A major complication in calculation of unsteady flows is the evolution of the wake, both its doublet strength as well as its geometry. The physically correct wake shape is the streakline (in 2D) or streaksurface (in 3D) attached to the trailing edge. An example is shown in Figure 7.6 for a heaving airfoil. In the most physically accurate free wake case the wake shape’s evolution in time depends on the history of the velocity field of the airfoil+wake combination, and hence depends on the flow solution itself. This renders the problem nonlinear, since the kernel functions for the wake doublet sheet, in particular the r’ values in the pM integral (7.10), will now depend on the solution.
Prescribed Wake, along TE path (linear flow problem)
Prescribed Wake, straight (linear flow problem)
Figure 7.6: Three different wake geometry models. In free wake model, spanwise wake roll-up typically occurs at locations of strong shed vorticity.
A further complication is that a free vortex sheet will in general undergo roll-up wherever the vorticity is concentrated. Steady flow problems which only have trailing vorticity typically have wake roll-up at the wake sheet’s wingtip edges, as sketched in Figure 5.4. Unsteady flow problems in addition also have roll-up caused by shed vorticity. The extreme deformation of the wake shape undergoing roll-up makes accurate tracking of this shape difficult and computationally expensive.
These complications associated with a free wake can be mostly eliminated by using the prescribed-wake assumption. Here the convection of the wake by the velocity field is ignored, and instead the wake geometry is prescribed explicitly. Two possible choices are shown in Figure 7.6. The simplest straight-wake assumption is quite adequate for modest airfoil motions, and is almost invariably used by Vortex-Lattice methods. The great advantage of a prescribed wake is that it renders the potential flow problem linear, since the kernel functions then become independent of the flow solution. Unless the rolled-up wake closely interacts with a downstream surface, the neglect of roll-up generally results in very minor errors in a potential flow solution.
3.1.4 Panel method formulation
Figure 7.7 shows the velocity field relative to the body, both on the exterior and the interior. These are defined as

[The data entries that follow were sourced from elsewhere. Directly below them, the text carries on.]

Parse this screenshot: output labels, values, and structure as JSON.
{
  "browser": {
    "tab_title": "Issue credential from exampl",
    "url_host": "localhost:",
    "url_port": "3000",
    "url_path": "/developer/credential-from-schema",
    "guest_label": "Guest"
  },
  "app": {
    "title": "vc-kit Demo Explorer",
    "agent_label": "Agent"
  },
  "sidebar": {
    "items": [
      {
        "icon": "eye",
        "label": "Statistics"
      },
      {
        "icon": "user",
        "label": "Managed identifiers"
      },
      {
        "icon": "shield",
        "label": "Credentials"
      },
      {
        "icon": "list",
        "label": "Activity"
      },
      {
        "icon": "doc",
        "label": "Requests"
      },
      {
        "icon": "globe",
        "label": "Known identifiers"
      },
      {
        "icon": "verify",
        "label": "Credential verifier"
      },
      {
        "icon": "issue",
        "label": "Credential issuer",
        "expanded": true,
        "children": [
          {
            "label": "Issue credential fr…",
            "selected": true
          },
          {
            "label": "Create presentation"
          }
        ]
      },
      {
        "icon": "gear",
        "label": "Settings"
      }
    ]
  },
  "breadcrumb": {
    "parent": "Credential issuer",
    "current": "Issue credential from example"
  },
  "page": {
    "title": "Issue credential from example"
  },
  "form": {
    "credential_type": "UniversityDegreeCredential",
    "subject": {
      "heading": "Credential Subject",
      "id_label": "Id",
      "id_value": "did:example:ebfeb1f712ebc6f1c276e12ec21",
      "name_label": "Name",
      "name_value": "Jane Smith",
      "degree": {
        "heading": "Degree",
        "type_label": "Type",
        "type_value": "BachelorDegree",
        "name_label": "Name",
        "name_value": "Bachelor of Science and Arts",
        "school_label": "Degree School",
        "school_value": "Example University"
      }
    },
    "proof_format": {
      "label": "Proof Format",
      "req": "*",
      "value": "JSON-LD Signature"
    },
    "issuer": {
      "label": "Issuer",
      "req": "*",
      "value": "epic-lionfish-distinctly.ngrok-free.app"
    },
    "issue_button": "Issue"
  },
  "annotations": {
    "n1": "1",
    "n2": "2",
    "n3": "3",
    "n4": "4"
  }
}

V(r, t) = —U — О x r — Г + Vgust + Vp (physical exterior velocity) (7.28)
Vint(r, t) = —U — ° x r — Г + Vgust (nonphysical interior velocity) (7.29)
where only Vp is unknown a priori. The physical flow-tangency requirement on the exterior is
V ■ A = 0 (7.30)
so that the source sheet strength is
which is known and thus can be explicitly specified for each point on the body surface.
If we now specify a zero interior potential, pint = 0, the doublet sheet strength then becomes the physical external perturbation potential p, while on the wake it represents the physical jump др.
F = P – Pint = P (7.32)
Fw = Др (7.33)
Figure 7.7: Body-relative exterior and interior velocities represented by body motion, gust field, and surface source and doublet sheets, shown in top figure. Panel discretization of the sheet strengths is shown in the bottom figure.
The zero interior potential is imposed via Green’s identity
v™ = d5 + + i/AfwVG)’n d5w = 0 (734)
which after evaluation on the paneled geometry becomes the following matrix equation for the unknown surface-panel doublet strengths Fj.
Aij Fj = – Awj Fwj – Bij Aj (7.35)
The trailing edge wake panel strength at each spanwise location is an unknown, but is related to the two top and bottom surface strengths at the trailing edge at that same location.
FwTE (FJTE )u + (FjTE )l (7.36)
This is equivalent to a Kutta condition.
The unsteady solution proceeds in a sequence of time steps, with the following operations performed at each time step:
1. Set the source panel strengths A j from the known Vint (r, t).
2. Set all the wake-panel doublet strengths FWj- from the previous time step, by convecting Fw without change along Va, according to the zero wake-load condition.
DPw _ „
A common approximation made here is to assume
V ^ -(U + Oxr)
which is computationally simpler and much less expensive to evaluate.
3. Evaluate the righthand side in (7.35) using the known Aj and pw.
4. Solve linear system (7.35) for pj, using the same LU-factored A. matrix for all time steps.
5. Using pj, pWj, A j, evaluate ф, Vp, V on surface, compute pressure and airloads.
For a much more detailed description of the necessary calculations see Katz and Plotkin .
The 3D unsteady panel method described above is quite general, but provides little insight into unsteady flow behavior except via numerical experimentation. Hence we will next consider simplified models of several specific unsteady flows of interest. Suitable approximations will be used as needed to obtain more concise semi-analytical results for unsteady aerodynamic forces and moments.